Activity:
The lines to copy are those in the records below that hold the word "plain".

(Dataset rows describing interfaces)
+-------+

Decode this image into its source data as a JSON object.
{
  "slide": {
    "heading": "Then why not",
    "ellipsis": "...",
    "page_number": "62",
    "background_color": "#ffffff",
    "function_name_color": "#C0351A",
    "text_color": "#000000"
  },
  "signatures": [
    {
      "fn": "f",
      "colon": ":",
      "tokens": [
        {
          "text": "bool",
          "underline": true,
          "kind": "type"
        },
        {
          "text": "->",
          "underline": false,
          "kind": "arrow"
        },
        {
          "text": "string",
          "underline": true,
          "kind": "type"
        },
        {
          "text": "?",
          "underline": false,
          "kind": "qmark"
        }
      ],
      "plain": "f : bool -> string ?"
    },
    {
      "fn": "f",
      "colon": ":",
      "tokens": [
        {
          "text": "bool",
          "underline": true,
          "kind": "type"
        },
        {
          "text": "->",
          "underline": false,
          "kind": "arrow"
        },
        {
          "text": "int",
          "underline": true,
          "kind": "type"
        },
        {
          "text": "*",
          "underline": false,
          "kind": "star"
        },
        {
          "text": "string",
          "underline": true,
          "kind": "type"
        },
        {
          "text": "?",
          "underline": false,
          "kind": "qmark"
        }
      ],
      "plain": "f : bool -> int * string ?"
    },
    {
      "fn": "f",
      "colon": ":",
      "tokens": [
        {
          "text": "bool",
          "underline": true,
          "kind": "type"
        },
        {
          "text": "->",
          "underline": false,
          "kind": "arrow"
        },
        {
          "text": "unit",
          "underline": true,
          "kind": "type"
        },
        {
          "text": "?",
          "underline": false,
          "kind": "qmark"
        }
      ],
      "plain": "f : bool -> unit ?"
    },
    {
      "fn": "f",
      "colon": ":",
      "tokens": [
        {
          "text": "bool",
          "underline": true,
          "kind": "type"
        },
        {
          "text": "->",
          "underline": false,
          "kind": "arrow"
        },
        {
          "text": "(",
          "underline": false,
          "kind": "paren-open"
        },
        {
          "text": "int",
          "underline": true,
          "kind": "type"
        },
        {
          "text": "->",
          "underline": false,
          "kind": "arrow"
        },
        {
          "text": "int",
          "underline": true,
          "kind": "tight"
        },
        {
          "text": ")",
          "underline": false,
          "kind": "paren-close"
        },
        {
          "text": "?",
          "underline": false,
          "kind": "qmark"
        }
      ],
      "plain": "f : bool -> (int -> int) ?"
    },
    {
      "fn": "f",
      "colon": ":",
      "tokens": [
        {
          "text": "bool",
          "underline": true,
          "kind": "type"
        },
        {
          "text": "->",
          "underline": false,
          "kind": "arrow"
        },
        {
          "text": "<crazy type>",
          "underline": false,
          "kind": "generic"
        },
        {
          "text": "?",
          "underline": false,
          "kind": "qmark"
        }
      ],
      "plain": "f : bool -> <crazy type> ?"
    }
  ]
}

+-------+

Output for this exercise:
      "plain": "f : bool -> string ?"
      "plain": "f : bool -> int * string ?"
      "plain": "f : bool -> unit ?"
      "plain": "f : bool -> (int -> int) ?"
      "plain": "f : bool -> <crazy type> ?"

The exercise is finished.